WORK ITEM: Each line below must be printed again exactly.

DATA SHOWN:
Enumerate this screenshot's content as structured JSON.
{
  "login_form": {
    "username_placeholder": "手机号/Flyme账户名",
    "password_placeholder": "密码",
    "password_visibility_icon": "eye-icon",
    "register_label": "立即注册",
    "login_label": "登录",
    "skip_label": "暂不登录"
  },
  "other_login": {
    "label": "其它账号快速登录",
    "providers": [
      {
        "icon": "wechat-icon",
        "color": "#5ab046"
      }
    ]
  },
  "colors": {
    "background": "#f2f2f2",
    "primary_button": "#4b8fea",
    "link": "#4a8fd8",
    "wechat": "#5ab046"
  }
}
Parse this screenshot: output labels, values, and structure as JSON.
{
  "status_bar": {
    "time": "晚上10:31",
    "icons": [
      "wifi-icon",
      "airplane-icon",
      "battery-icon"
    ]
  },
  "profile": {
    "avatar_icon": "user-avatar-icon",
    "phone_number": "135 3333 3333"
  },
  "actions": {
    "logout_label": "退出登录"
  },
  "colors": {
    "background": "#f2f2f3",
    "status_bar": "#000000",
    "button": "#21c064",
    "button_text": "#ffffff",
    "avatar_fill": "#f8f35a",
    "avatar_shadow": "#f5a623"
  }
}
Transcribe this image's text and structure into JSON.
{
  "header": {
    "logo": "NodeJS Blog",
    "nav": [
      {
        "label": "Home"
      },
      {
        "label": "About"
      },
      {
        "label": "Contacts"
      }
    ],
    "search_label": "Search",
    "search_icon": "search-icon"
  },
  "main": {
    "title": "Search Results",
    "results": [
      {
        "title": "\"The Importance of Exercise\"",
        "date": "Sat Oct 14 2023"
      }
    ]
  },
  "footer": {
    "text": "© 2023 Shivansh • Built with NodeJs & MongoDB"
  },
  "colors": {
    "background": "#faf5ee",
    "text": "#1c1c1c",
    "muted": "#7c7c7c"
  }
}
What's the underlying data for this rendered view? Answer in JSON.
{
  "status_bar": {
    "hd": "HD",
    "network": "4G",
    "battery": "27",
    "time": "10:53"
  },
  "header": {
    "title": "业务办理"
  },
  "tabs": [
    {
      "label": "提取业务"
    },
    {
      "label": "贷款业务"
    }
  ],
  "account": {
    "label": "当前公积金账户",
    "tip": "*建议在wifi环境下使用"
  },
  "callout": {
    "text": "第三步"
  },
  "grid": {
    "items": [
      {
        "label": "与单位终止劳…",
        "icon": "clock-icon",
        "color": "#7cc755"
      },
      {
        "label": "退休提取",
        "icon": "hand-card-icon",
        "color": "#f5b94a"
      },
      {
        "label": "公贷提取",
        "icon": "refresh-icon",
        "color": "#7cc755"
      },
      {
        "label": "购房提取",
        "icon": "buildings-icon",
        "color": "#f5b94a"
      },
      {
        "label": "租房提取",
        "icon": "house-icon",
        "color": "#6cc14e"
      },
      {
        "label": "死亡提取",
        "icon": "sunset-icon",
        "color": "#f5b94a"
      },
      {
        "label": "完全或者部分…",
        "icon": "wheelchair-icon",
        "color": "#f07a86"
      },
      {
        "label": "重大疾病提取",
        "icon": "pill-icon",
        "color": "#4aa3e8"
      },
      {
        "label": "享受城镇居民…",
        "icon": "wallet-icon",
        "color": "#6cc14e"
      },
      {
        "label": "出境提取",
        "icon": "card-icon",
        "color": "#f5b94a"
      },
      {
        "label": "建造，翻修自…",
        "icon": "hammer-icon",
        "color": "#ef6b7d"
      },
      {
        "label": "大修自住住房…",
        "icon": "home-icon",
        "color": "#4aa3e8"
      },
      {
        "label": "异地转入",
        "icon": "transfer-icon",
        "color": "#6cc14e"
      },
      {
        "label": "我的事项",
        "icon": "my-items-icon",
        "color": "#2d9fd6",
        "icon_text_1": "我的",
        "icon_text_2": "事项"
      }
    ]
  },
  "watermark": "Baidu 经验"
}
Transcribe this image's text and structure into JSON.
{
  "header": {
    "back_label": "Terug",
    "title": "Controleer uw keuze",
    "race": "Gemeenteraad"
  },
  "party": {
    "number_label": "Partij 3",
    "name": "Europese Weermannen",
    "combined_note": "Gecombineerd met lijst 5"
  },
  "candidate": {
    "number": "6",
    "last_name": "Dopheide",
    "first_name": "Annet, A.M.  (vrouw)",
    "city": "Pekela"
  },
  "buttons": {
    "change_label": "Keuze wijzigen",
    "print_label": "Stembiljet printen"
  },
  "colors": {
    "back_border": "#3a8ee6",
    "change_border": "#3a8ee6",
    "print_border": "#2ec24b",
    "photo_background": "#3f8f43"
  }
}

WRITTEN ANSWER:
Enumerate this screenshot's content as structured JSON.
{
  "login_form": {
    "username_placeholder": "手机号/Flyme账户名",
    "password_placeholder": "密码",
    "password_visibility_icon": "eye-icon",
    "register_label": "立即注册",
    "login_label": "登录",
    "skip_label": "暂不登录"
  },
  "other_login": {
    "label": "其它账号快速登录",
    "providers": [
      {
        "icon": "wechat-icon",
        "color": "#5ab046"
      }
    ]
  },
  "colors": {
    "background": "#f2f2f2",
    "primary_button": "#4b8fea",
    "link": "#4a8fd8",
    "wechat": "#5ab046"
  }
}
Parse this screenshot: output labels, values, and structure as JSON.
{
  "status_bar": {
    "time": "晚上10:31",
    "icons": [
      "wifi-icon",
      "airplane-icon",
      "battery-icon"
    ]
  },
  "profile": {
    "avatar_icon": "user-avatar-icon",
    "phone_number": "135 3333 3333"
  },
  "actions": {
    "logout_label": "退出登录"
  },
  "colors": {
    "background": "#f2f2f3",
    "status_bar": "#000000",
    "button": "#21c064",
    "button_text": "#ffffff",
    "avatar_fill": "#f8f35a",
    "avatar_shadow": "#f5a623"
  }
}
Transcribe this image's text and structure into JSON.
{
  "header": {
    "logo": "NodeJS Blog",
    "nav": [
      {
        "label": "Home"
      },
      {
        "label": "About"
      },
      {
        "label": "Contacts"
      }
    ],
    "search_label": "Search",
    "search_icon": "search-icon"
  },
  "main": {
    "title": "Search Results",
    "results": [
      {
        "title": "\"The Importance of Exercise\"",
        "date": "Sat Oct 14 2023"
      }
    ]
  },
  "footer": {
    "text": "© 2023 Shivansh • Built with NodeJs & MongoDB"
  },
  "colors": {
    "background": "#faf5ee",
    "text": "#1c1c1c",
    "muted": "#7c7c7c"
  }
}
What's the underlying data for this rendered view? Answer in JSON.
{
  "status_bar": {
    "hd": "HD",
    "network": "4G",
    "battery": "27",
    "time": "10:53"
  },
  "header": {
    "title": "业务办理"
  },
  "tabs": [
    {
      "label": "提取业务"
    },
    {
      "label": "贷款业务"
    }
  ],
  "account": {
    "label": "当前公积金账户",
    "tip": "*建议在wifi环境下使用"
  },
  "callout": {
    "text": "第三步"
  },
  "grid": {
    "items": [
      {
        "label": "与单位终止劳…",
        "icon": "clock-icon",
        "color": "#7cc755"
      },
      {
        "label": "退休提取",
        "icon": "hand-card-icon",
        "color": "#f5b94a"
      },
      {
        "label": "公贷提取",
        "icon": "refresh-icon",
        "color": "#7cc755"
      },
      {
        "label": "购房提取",
        "icon": "buildings-icon",
        "color": "#f5b94a"
      },
      {
        "label": "租房提取",
        "icon": "house-icon",
        "color": "#6cc14e"
      },
      {
        "label": "死亡提取",
        "icon": "sunset-icon",
        "color": "#f5b94a"
      },
      {
        "label": "完全或者部分…",
        "icon": "wheelchair-icon",
        "color": "#f07a86"
      },
      {
        "label": "重大疾病提取",
        "icon": "pill-icon",
        "color": "#4aa3e8"
      },
      {
        "label": "享受城镇居民…",
        "icon": "wallet-icon",
        "color": "#6cc14e"
      },
      {
        "label": "出境提取",
        "icon": "card-icon",
        "color": "#f5b94a"
      },
      {
        "label": "建造，翻修自…",
        "icon": "hammer-icon",
        "color": "#ef6b7d"
      },
      {
        "label": "大修自住住房…",
        "icon": "home-icon",
        "color": "#4aa3e8"
      },
      {
        "label": "异地转入",
        "icon": "transfer-icon",
        "color": "#6cc14e"
      },
      {
        "label": "我的事项",
        "icon": "my-items-icon",
        "color": "#2d9fd6",
        "icon_text_1": "我的",
        "icon_text_2": "事项"
      }
    ]
  },
  "watermark": "Baidu 经验"
}
Transcribe this image's text and structure into JSON.
{
  "header": {
    "back_label": "Terug",
    "title": "Controleer uw keuze",
    "race": "Gemeenteraad"
  },
  "party": {
    "number_label": "Partij 3",
    "name": "Europese Weermannen",
    "combined_note": "Gecombineerd met lijst 5"
  },
  "candidate": {
    "number": "6",
    "last_name": "Dopheide",
    "first_name": "Annet, A.M.  (vrouw)",
    "city": "Pekela"
  },
  "buttons": {
    "change_label": "Keuze wijzigen",
    "print_label": "Stembiljet printen"
  },
  "colors": {
    "back_border": "#3a8ee6",
    "change_border": "#3a8ee6",
    "print_border": "#2ec24b",
    "photo_background": "#3f8f43"
  }
}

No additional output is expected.